Year of fee payment: 12
Sep 24, 2008FPAYFee payment
Year of fee payment: 8
Sep 27, 2004FPAYFee payment
Year of fee payment: 4
Jun 28, 2001ASAssignment
Owner name: LG-OTIS ELEVATOR COMPANY, KOREA, REPUBLIC OF
Free format text: ASSIGNMENT OF ASSIGNORS INTEREST;ASSIGNOR:LG INDUSTRIAL SYSTEMS CO., LTD.;REEL/FRAME:011944/0066
Effective date: 20010605
Owner name: LG-OTIS ELEVATOR COMPANY 946-1, DAECHI-DONG, GANGN
Free format text: ASSIGNMENT OF ASSIGNORS INTEREST;ASSIGNOR:LG INDUSTRIAL SYSTEMS CO., LTD. /AR;REEL/FRAME:011944/0066

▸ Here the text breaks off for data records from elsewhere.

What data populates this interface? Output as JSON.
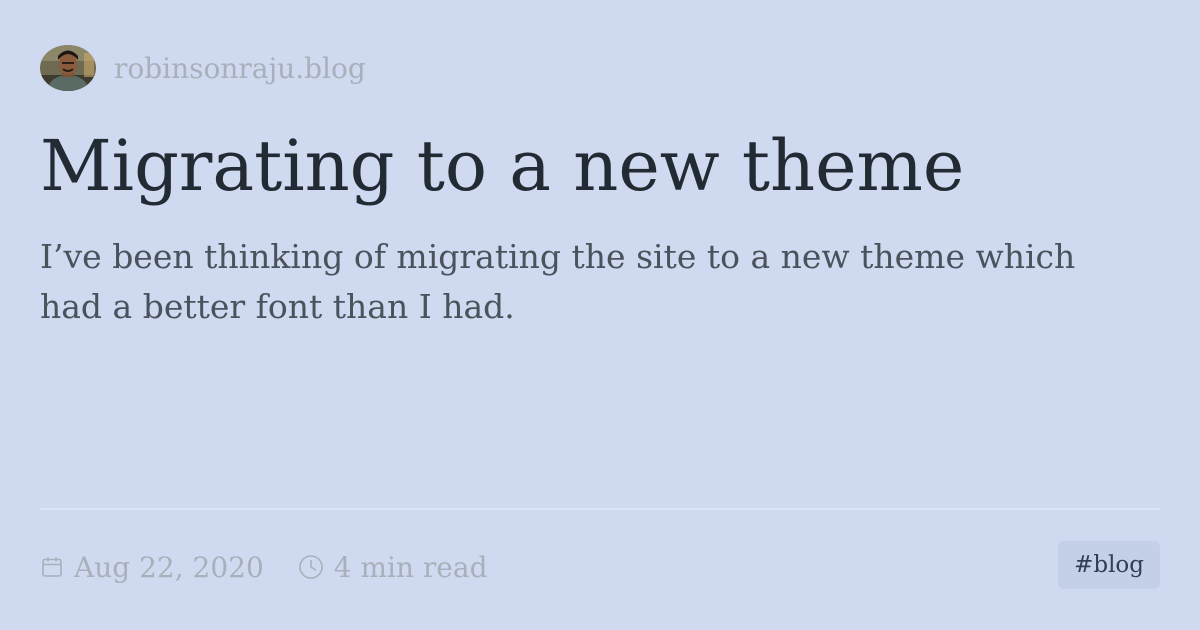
{
  "site": {
    "name": "robinsonraju.blog",
    "avatar_icon": "author-avatar-photo"
  },
  "post": {
    "title": "Migrating to a new theme",
    "summary": "I’ve been thinking of migrating the site to a new theme which had a better font than I had.",
    "date": "Aug 22, 2020",
    "reading_time": "4 min read",
    "tag": "#blog"
  },
  "icons": {
    "date": "calendar-icon",
    "reading_time": "clock-icon"
  },
  "colors": {
    "background": "#cfdaf1",
    "title": "#222a33",
    "summary": "#4a525b",
    "muted": "#a9b0bb",
    "tag_background": "#c4d0e8",
    "tag_text": "#2f3f56"
  }
}
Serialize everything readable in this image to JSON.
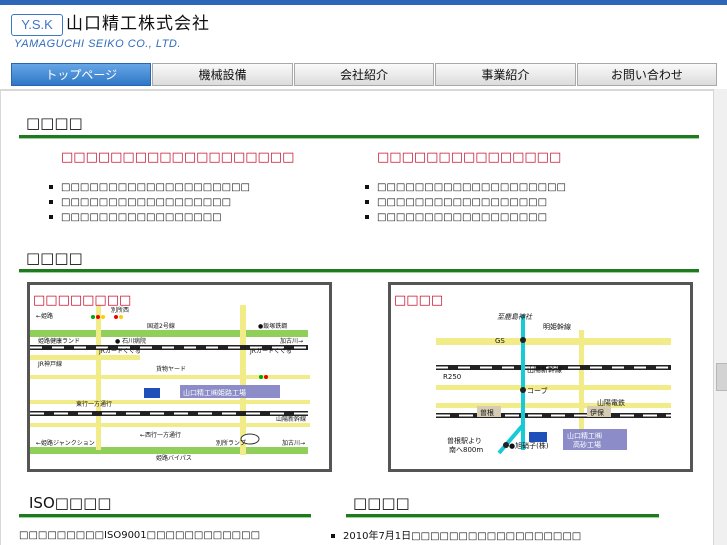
{
  "header": {
    "logo_badge": "Y.S.K",
    "company_name": "山口精工株式会社",
    "company_roman": "YAMAGUCHI SEIKO CO., LTD."
  },
  "nav": {
    "tabs": [
      {
        "label": "トップページ",
        "active": true
      },
      {
        "label": "機械設備",
        "active": false
      },
      {
        "label": "会社紹介",
        "active": false
      },
      {
        "label": "事業紹介",
        "active": false
      },
      {
        "label": "お問い合わせ",
        "active": false
      }
    ]
  },
  "sections": {
    "news_title": "□□□□",
    "access_title": "□□□□",
    "iso_title": "ISO□□□□",
    "history_title": "□□□□"
  },
  "columns": {
    "left_heading": "□□□□□□□□□□□□□□□□□□□",
    "right_heading": "□□□□□□□□□□□□□□□",
    "left_items": [
      "□□□□□□□□□□□□□□□□□□□□",
      "□□□□□□□□□□□□□□□□□□",
      "□□□□□□□□□□□□□□□□□"
    ],
    "right_items": [
      "□□□□□□□□□□□□□□□□□□□□",
      "□□□□□□□□□□□□□□□□□□",
      "□□□□□□□□□□□□□□□□□□"
    ]
  },
  "maps": {
    "himeji": {
      "title": "□□□□□□□□",
      "labels": {
        "himeji_left": "←姫路",
        "bessho_west": "別所西",
        "route2": "国道2号線",
        "railway": "●飯塚鉄鋼",
        "himeji_kenko": "姫路健康ランド",
        "ishikawa": "● 石川病院",
        "jr_guard1": "JRガードくぐる",
        "jr_guard2": "JRガードくぐる",
        "kakogawa1": "加古川→",
        "jr_kobe": "JR神戸線",
        "freight": "貨物ヤード",
        "higashi_oneway": "東行一方通行",
        "factory": "山口精工㈱姫路工場",
        "shinkansen": "山陽新幹線",
        "nishi_oneway": "←西行一方通行",
        "junction": "←姫路ジャンクション",
        "bessho_ramp": "別所ランプ",
        "kakogawa2": "加古川→",
        "bypass": "姫路バイパス"
      }
    },
    "takasago": {
      "title": "□□□□",
      "labels": {
        "shrine": "至鹿島神社",
        "meiki": "明姫幹線",
        "gs": "GS",
        "shinkansen": "山陽新幹線",
        "r250": "R250",
        "coop": "コーブ",
        "sanyo_railway": "山陽電鉄",
        "sone": "曽根",
        "iho": "伊保",
        "factory": "山口精工㈱ 高砂工場",
        "station": "曽根駅より",
        "south": "南へ800m",
        "asahi": "●旭硝子(株)"
      }
    }
  },
  "bottom": {
    "iso_text": "□□□□□□□□□ISO9001□□□□□□□□□□□□",
    "history_text": "2010年7月1日□□□□□□□□□□□□□□□□□□"
  },
  "colors": {
    "accent": "#2e66b8",
    "section_rule": "#1f7a1f",
    "subhead": "#c8102e",
    "road": "#8fcf5a",
    "minor_road": "#f2ec88",
    "factory": "#1f4fb8",
    "label_box": "#8c8cc8"
  }
}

Oct 7, 1999ASAssignment
Owner name: LG INDUSTRIAL SYSTEMS CO., LTD., KOREA, REPUBLIC O
Free format text: ASSIGNMENT OF ASSIGNORS INTEREST;ASSIGNOR:KIM, HAN JONG;REEL/FRAME:010319/0245
Effective date: 19990921
Owner name: LG INDUSTRIAL SYSTEMS CO., LTD. 20, YOIDO-DONG, YO